[Input data]
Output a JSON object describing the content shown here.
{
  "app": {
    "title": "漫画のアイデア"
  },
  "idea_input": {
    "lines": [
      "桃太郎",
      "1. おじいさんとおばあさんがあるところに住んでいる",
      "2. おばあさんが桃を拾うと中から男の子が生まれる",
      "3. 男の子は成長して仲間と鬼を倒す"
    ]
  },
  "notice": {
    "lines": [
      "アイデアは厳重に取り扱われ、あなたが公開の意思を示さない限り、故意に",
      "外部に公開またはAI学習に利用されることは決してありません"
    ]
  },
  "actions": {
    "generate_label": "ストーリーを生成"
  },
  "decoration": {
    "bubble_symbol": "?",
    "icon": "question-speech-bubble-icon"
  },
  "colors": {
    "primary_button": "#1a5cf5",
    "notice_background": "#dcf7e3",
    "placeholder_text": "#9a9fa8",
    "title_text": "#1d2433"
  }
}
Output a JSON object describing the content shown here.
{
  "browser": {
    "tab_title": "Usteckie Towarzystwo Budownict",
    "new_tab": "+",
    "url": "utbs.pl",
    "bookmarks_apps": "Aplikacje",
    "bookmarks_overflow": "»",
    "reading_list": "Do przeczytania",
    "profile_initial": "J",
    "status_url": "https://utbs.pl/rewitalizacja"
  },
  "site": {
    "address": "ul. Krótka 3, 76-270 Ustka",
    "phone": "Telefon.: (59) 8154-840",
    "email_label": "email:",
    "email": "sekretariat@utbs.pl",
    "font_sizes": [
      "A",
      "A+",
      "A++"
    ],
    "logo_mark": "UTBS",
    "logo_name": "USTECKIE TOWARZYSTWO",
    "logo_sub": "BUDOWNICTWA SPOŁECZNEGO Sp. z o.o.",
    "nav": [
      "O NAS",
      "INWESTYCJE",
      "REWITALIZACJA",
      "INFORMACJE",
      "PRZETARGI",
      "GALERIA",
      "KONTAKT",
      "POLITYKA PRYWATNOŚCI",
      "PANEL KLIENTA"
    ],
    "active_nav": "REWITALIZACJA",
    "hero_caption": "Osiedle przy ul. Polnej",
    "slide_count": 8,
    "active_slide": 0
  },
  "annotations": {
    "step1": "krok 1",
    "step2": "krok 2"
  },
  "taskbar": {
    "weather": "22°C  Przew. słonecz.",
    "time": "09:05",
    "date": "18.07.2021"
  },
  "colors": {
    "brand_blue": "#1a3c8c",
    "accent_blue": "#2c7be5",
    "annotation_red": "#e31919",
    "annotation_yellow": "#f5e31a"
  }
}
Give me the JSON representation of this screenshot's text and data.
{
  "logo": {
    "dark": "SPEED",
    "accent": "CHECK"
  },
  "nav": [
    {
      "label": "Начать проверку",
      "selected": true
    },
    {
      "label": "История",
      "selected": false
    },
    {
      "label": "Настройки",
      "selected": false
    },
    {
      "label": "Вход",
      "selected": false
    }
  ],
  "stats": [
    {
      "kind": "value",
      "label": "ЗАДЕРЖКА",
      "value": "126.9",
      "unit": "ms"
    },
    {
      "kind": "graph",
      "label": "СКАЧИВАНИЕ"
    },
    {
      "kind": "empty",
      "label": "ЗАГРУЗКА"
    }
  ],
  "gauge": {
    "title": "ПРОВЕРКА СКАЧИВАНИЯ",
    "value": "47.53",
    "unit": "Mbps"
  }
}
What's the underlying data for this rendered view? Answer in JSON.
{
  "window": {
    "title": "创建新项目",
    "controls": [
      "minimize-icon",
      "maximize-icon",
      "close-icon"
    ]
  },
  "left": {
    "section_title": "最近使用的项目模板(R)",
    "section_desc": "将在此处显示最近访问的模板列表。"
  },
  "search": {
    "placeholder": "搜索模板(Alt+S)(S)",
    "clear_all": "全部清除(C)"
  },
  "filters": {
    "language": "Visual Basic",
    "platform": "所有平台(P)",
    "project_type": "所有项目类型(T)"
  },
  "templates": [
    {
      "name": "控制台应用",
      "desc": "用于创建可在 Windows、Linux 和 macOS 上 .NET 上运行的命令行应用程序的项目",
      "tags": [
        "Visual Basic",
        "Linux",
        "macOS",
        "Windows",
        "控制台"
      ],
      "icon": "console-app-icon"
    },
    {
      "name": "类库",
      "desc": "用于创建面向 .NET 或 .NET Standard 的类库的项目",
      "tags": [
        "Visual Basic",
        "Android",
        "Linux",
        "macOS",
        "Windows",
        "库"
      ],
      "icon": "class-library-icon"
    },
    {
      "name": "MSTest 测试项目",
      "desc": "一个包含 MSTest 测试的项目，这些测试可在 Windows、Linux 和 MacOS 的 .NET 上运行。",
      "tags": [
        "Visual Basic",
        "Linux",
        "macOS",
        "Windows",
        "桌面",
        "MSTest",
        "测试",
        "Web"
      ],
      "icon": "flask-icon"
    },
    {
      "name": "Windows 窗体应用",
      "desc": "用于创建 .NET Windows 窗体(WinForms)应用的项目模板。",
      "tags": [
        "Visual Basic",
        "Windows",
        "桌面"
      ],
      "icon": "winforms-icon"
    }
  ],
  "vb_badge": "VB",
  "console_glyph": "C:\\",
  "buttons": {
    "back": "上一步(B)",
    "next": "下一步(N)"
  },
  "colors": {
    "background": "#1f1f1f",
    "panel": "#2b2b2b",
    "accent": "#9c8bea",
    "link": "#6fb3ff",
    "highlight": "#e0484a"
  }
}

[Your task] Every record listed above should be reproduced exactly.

[Written response]
Output a JSON object describing the content shown here.
{
  "app": {
    "title": "漫画のアイデア"
  },
  "idea_input": {
    "lines": [
      "桃太郎",
      "1. おじいさんとおばあさんがあるところに住んでいる",
      "2. おばあさんが桃を拾うと中から男の子が生まれる",
      "3. 男の子は成長して仲間と鬼を倒す"
    ]
  },
  "notice": {
    "lines": [
      "アイデアは厳重に取り扱われ、あなたが公開の意思を示さない限り、故意に",
      "外部に公開またはAI学習に利用されることは決してありません"
    ]
  },
  "actions": {
    "generate_label": "ストーリーを生成"
  },
  "decoration": {
    "bubble_symbol": "?",
    "icon": "question-speech-bubble-icon"
  },
  "colors": {
    "primary_button": "#1a5cf5",
    "notice_background": "#dcf7e3",
    "placeholder_text": "#9a9fa8",
    "title_text": "#1d2433"
  }
}
Output a JSON object describing the content shown here.
{
  "browser": {
    "tab_title": "Usteckie Towarzystwo Budownict",
    "new_tab": "+",
    "url": "utbs.pl",
    "bookmarks_apps": "Aplikacje",
    "bookmarks_overflow": "»",
    "reading_list": "Do przeczytania",
    "profile_initial": "J",
    "status_url": "https://utbs.pl/rewitalizacja"
  },
  "site": {
    "address": "ul. Krótka 3, 76-270 Ustka",
    "phone": "Telefon.: (59) 8154-840",
    "email_label": "email:",
    "email": "sekretariat@utbs.pl",
    "font_sizes": [
      "A",
      "A+",
      "A++"
    ],
    "logo_mark": "UTBS",
    "logo_name": "USTECKIE TOWARZYSTWO",
    "logo_sub": "BUDOWNICTWA SPOŁECZNEGO Sp. z o.o.",
    "nav": [
      "O NAS",
      "INWESTYCJE",
      "REWITALIZACJA",
      "INFORMACJE",
      "PRZETARGI",
      "GALERIA",
      "KONTAKT",
      "POLITYKA PRYWATNOŚCI",
      "PANEL KLIENTA"
    ],
    "active_nav": "REWITALIZACJA",
    "hero_caption": "Osiedle przy ul. Polnej",
    "slide_count": 8,
    "active_slide": 0
  },
  "annotations": {
    "step1": "krok 1",
    "step2": "krok 2"
  },
  "taskbar": {
    "weather": "22°C  Przew. słonecz.",
    "time": "09:05",
    "date": "18.07.2021"
  },
  "colors": {
    "brand_blue": "#1a3c8c",
    "accent_blue": "#2c7be5",
    "annotation_red": "#e31919",
    "annotation_yellow": "#f5e31a"
  }
}
Give me the JSON representation of this screenshot's text and data.
{
  "logo": {
    "dark": "SPEED",
    "accent": "CHECK"
  },
  "nav": [
    {
      "label": "Начать проверку",
      "selected": true
    },
    {
      "label": "История",
      "selected": false
    },
    {
      "label": "Настройки",
      "selected": false
    },
    {
      "label": "Вход",
      "selected": false
    }
  ],
  "stats": [
    {
      "kind": "value",
      "label": "ЗАДЕРЖКА",
      "value": "126.9",
      "unit": "ms"
    },
    {
      "kind": "graph",
      "label": "СКАЧИВАНИЕ"
    },
    {
      "kind": "empty",
      "label": "ЗАГРУЗКА"
    }
  ],
  "gauge": {
    "title": "ПРОВЕРКА СКАЧИВАНИЯ",
    "value": "47.53",
    "unit": "Mbps"
  }
}
What's the underlying data for this rendered view? Answer in JSON.
{
  "window": {
    "title": "创建新项目",
    "controls": [
      "minimize-icon",
      "maximize-icon",
      "close-icon"
    ]
  },
  "left": {
    "section_title": "最近使用的项目模板(R)",
    "section_desc": "将在此处显示最近访问的模板列表。"
  },
  "search": {
    "placeholder": "搜索模板(Alt+S)(S)",
    "clear_all": "全部清除(C)"
  },
  "filters": {
    "language": "Visual Basic",
    "platform": "所有平台(P)",
    "project_type": "所有项目类型(T)"
  },
  "templates": [
    {
      "name": "控制台应用",
      "desc": "用于创建可在 Windows、Linux 和 macOS 上 .NET 上运行的命令行应用程序的项目",
      "tags": [
        "Visual Basic",
        "Linux",
        "macOS",
        "Windows",
        "控制台"
      ],
      "icon": "console-app-icon"
    },
    {
      "name": "类库",
      "desc": "用于创建面向 .NET 或 .NET Standard 的类库的项目",
      "tags": [
        "Visual Basic",
        "Android",
        "Linux",
        "macOS",
        "Windows",
        "库"
      ],
      "icon": "class-library-icon"
    },
    {
      "name": "MSTest 测试项目",
      "desc": "一个包含 MSTest 测试的项目，这些测试可在 Windows、Linux 和 MacOS 的 .NET 上运行。",
      "tags": [
        "Visual Basic",
        "Linux",
        "macOS",
        "Windows",
        "桌面",
        "MSTest",
        "测试",
        "Web"
      ],
      "icon": "flask-icon"
    },
    {
      "name": "Windows 窗体应用",
      "desc": "用于创建 .NET Windows 窗体(WinForms)应用的项目模板。",
      "tags": [
        "Visual Basic",
        "Windows",
        "桌面"
      ],
      "icon": "winforms-icon"
    }
  ],
  "vb_badge": "VB",
  "console_glyph": "C:\\",
  "buttons": {
    "back": "上一步(B)",
    "next": "下一步(N)"
  },
  "colors": {
    "background": "#1f1f1f",
    "panel": "#2b2b2b",
    "accent": "#9c8bea",
    "link": "#6fb3ff",
    "highlight": "#e0484a"
  }
}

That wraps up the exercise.